Survey report on delays in receiving scripts and biologic medication
During 2020 and 2021, some people on biologic and targeted synthetic disease modifying anti-rheumatic drugs (b/tsDMARDs) for arthritis and other musculoskeletal conditions reported long delays in receiving their scripts and access to their medication.
The Consumer Advisory Committee of Musculoskeletal Australia and the Consumer Advisory Panel of Arthritis Australia conducted a survey in early 2022 to find out if other people were also experiencing similar delays and, if so, what were the associated impacts.
There were 290 responses to the survey and the survey report is now available.

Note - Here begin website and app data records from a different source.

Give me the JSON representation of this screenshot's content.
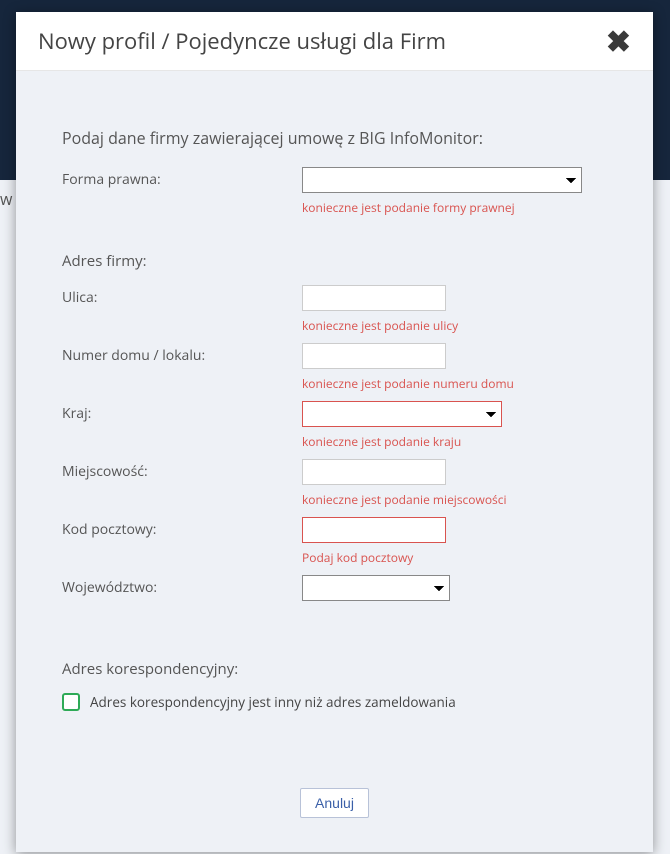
{
  "modal": {
    "title": "Nowy profil / Pojedyncze usługi dla Firm",
    "section1_title": "Podaj dane firmy zawierającej umowę z BIG InfoMonitor:",
    "section2_title": "Adres firmy:",
    "section3_title": "Adres korespondencyjny:",
    "fields": {
      "forma_prawna": {
        "label": "Forma prawna:",
        "value": "",
        "error": "konieczne jest podanie formy prawnej"
      },
      "ulica": {
        "label": "Ulica:",
        "value": "",
        "error": "konieczne jest podanie ulicy"
      },
      "numer_domu": {
        "label": "Numer domu / lokalu:",
        "value": "",
        "error": "konieczne jest podanie numeru domu"
      },
      "kraj": {
        "label": "Kraj:",
        "value": "",
        "error": "konieczne jest podanie kraju"
      },
      "miejscowosc": {
        "label": "Miejscowość:",
        "value": "",
        "error": "konieczne jest podanie miejscowości"
      },
      "kod_pocztowy": {
        "label": "Kod pocztowy:",
        "value": "",
        "error": "Podaj kod pocztowy"
      },
      "wojewodztwo": {
        "label": "Województwo:",
        "value": ""
      }
    },
    "checkbox_label": "Adres korespondencyjny jest inny niż adres zameldowania",
    "cancel_label": "Anuluj"
  },
  "colors": {
    "error": "#d9534f",
    "accent": "#2eaa57",
    "link": "#3a5fa8"
  }
}
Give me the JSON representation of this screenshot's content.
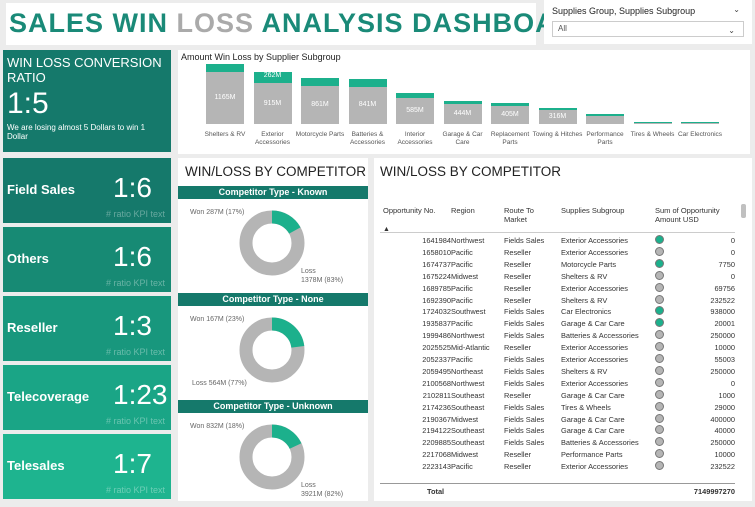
{
  "title": {
    "part1": "SALES WIN ",
    "part2": "LOSS",
    "part3": " ANALYSIS DASHBOARD"
  },
  "slicer": {
    "label": "Supplies Group, Supplies Subgroup",
    "value": "All"
  },
  "ratio_card": {
    "heading": "WIN LOSS CONVERSION RATIO",
    "value": "1:5",
    "subtitle": "We are losing almost 5 Dollars to win 1 Dollar"
  },
  "kpis": [
    {
      "label": "Field Sales",
      "value": "1:6",
      "caption": "# ratio KPI text",
      "color": "#15796b"
    },
    {
      "label": "Others",
      "value": "1:6",
      "caption": "# ratio KPI text",
      "color": "#178a74"
    },
    {
      "label": "Reseller",
      "value": "1:3",
      "caption": "# ratio KPI text",
      "color": "#18977d"
    },
    {
      "label": "Telecoverage",
      "value": "1:23",
      "caption": "# ratio KPI text",
      "color": "#1aa586"
    },
    {
      "label": "Telesales",
      "value": "1:7",
      "caption": "# ratio KPI text",
      "color": "#1eb48f"
    }
  ],
  "bar_chart": {
    "title": "Amount Win Loss by Supplier Subgroup",
    "colors": {
      "win": "#1cb08c",
      "loss": "#b5b5b5"
    },
    "categories": [
      {
        "name": "Shelters & RV",
        "loss": 1165,
        "win": 190,
        "loss_label": "1165M",
        "win_label": ""
      },
      {
        "name": "Exterior Accessories",
        "loss": 915,
        "win": 262,
        "loss_label": "915M",
        "win_label": "262M"
      },
      {
        "name": "Motorcycle Parts",
        "loss": 861,
        "win": 170,
        "loss_label": "861M",
        "win_label": ""
      },
      {
        "name": "Batteries & Accessories",
        "loss": 841,
        "win": 165,
        "loss_label": "841M",
        "win_label": ""
      },
      {
        "name": "Interior Accessories",
        "loss": 585,
        "win": 110,
        "loss_label": "585M",
        "win_label": ""
      },
      {
        "name": "Garage & Car Care",
        "loss": 444,
        "win": 70,
        "loss_label": "444M",
        "win_label": ""
      },
      {
        "name": "Replacement Parts",
        "loss": 405,
        "win": 75,
        "loss_label": "405M",
        "win_label": ""
      },
      {
        "name": "Towing & Hitches",
        "loss": 316,
        "win": 55,
        "loss_label": "316M",
        "win_label": ""
      },
      {
        "name": "Performance Parts",
        "loss": 180,
        "win": 40,
        "loss_label": "",
        "win_label": ""
      },
      {
        "name": "Tires & Wheels",
        "loss": 40,
        "win": 8,
        "loss_label": "",
        "win_label": ""
      },
      {
        "name": "Car Electronics",
        "loss": 20,
        "win": 5,
        "loss_label": "",
        "win_label": ""
      }
    ]
  },
  "donuts": {
    "title": "WIN/LOSS BY COMPETITOR",
    "items": [
      {
        "heading": "Competitor Type - Known",
        "win_label": "Won 287M (17%)",
        "loss_label_1": "Loss",
        "loss_label_2": "1378M (83%)",
        "win_fraction": 0.17
      },
      {
        "heading": "Competitor Type - None",
        "win_label": "Won 167M (23%)",
        "loss_label_1": "Loss 564M (77%)",
        "loss_label_2": "",
        "win_fraction": 0.23
      },
      {
        "heading": "Competitor Type - Unknown",
        "win_label": "Won 832M (18%)",
        "loss_label_1": "Loss",
        "loss_label_2": "3921M (82%)",
        "win_fraction": 0.18
      }
    ]
  },
  "table": {
    "title": "WIN/LOSS BY COMPETITOR",
    "headers": {
      "opp": "Opportunity No.",
      "region": "Region",
      "route_1": "Route To",
      "route_2": "Market",
      "sub": "Supplies Subgroup",
      "sum_1": "Sum of Opportunity",
      "sum_2": "Amount USD"
    },
    "colors": {
      "won": "#1cb08c",
      "lost": "#b5b5b5"
    },
    "rows": [
      {
        "opp": "1641984",
        "region": "Northwest",
        "route": "Fields Sales",
        "sub": "Exterior Accessories",
        "won": true,
        "amt": "0"
      },
      {
        "opp": "1658010",
        "region": "Pacific",
        "route": "Reseller",
        "sub": "Exterior Accessories",
        "won": false,
        "amt": "0"
      },
      {
        "opp": "1674737",
        "region": "Pacific",
        "route": "Reseller",
        "sub": "Motorcycle Parts",
        "won": true,
        "amt": "7750"
      },
      {
        "opp": "1675224",
        "region": "Midwest",
        "route": "Reseller",
        "sub": "Shelters & RV",
        "won": false,
        "amt": "0"
      },
      {
        "opp": "1689785",
        "region": "Pacific",
        "route": "Reseller",
        "sub": "Exterior Accessories",
        "won": false,
        "amt": "69756"
      },
      {
        "opp": "1692390",
        "region": "Pacific",
        "route": "Reseller",
        "sub": "Shelters & RV",
        "won": false,
        "amt": "232522"
      },
      {
        "opp": "1724032",
        "region": "Southwest",
        "route": "Fields Sales",
        "sub": "Car Electronics",
        "won": true,
        "amt": "938000"
      },
      {
        "opp": "1935837",
        "region": "Pacific",
        "route": "Fields Sales",
        "sub": "Garage & Car Care",
        "won": true,
        "amt": "20001"
      },
      {
        "opp": "1999486",
        "region": "Northwest",
        "route": "Fields Sales",
        "sub": "Batteries & Accessories",
        "won": false,
        "amt": "250000"
      },
      {
        "opp": "2025525",
        "region": "Mid-Atlantic",
        "route": "Reseller",
        "sub": "Exterior Accessories",
        "won": false,
        "amt": "10000"
      },
      {
        "opp": "2052337",
        "region": "Pacific",
        "route": "Fields Sales",
        "sub": "Exterior Accessories",
        "won": false,
        "amt": "55003"
      },
      {
        "opp": "2059495",
        "region": "Northeast",
        "route": "Fields Sales",
        "sub": "Shelters & RV",
        "won": false,
        "amt": "250000"
      },
      {
        "opp": "2100568",
        "region": "Northwest",
        "route": "Fields Sales",
        "sub": "Exterior Accessories",
        "won": false,
        "amt": "0"
      },
      {
        "opp": "2102811",
        "region": "Southeast",
        "route": "Reseller",
        "sub": "Garage & Car Care",
        "won": false,
        "amt": "1000"
      },
      {
        "opp": "2174236",
        "region": "Southeast",
        "route": "Fields Sales",
        "sub": "Tires & Wheels",
        "won": false,
        "amt": "29000"
      },
      {
        "opp": "2190367",
        "region": "Midwest",
        "route": "Fields Sales",
        "sub": "Garage & Car Care",
        "won": false,
        "amt": "400000"
      },
      {
        "opp": "2194122",
        "region": "Southeast",
        "route": "Fields Sales",
        "sub": "Garage & Car Care",
        "won": false,
        "amt": "40000"
      },
      {
        "opp": "2209885",
        "region": "Southeast",
        "route": "Fields Sales",
        "sub": "Batteries & Accessories",
        "won": false,
        "amt": "250000"
      },
      {
        "opp": "2217068",
        "region": "Midwest",
        "route": "Reseller",
        "sub": "Performance Parts",
        "won": false,
        "amt": "10000"
      },
      {
        "opp": "2223143",
        "region": "Pacific",
        "route": "Reseller",
        "sub": "Exterior Accessories",
        "won": false,
        "amt": "232522"
      }
    ],
    "total_label": "Total",
    "total_value": "7149997270"
  }
}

The findings of the survey support previous anecdotal reports that people prescribed b/tsDMARDs experience delays in receiving their scripts. Responses provided evidence of the serious impact of these delays on people’s quality of life and the physical, mental, financial and social disruption and distress caused by medication delays.
Given the serious impacts on consumers’ health and wellbeing when they are unable to access their medicines in a timely way, Musculoskeletal Australia and Arthritis Australia are calling on the Commonwealth government to:
- Swiftly implement PBAC’s March 2022 recommendations, which will make access to these vital medicines quicker and easier for many consumers
- Ask the PBAC to consider the discriminatory impact of not including patients with psoriatic arthritis, ankylosing spondylitis and those taking a biologic or targeted synthetic DMARD without a corresponding biosimilar available
- Review Services Australia’s processes and processing times for script approvals
- Prioritise development of efficient, electronic processes for authority medicines access.
Pending these changes being implemented, we have identified several recommendations to mitigate against the harmful consequences of delays:
- When rebooking patients, consider the timing of the follow-up appointment to take into account adequate time for the processing of scripts where possible, noting follow-up prescriptions are for 24 weeks not six months
- Consider ticking the box on the prescription so it can be sent directly to the patient
- Ensure that clinic reception staff are aware of potential delays with scripts and the impacts on patients so that they can respond as needed to patients’ reporting of delays.
- Ask for an appointment with your rheumatologist less than six months from your previous appointment to build in time for the processing of your script
- Do not wait until you have run out of medicine before following up – speak to your rheumatologist if you have not received the script within two weeks of running out of your medicine.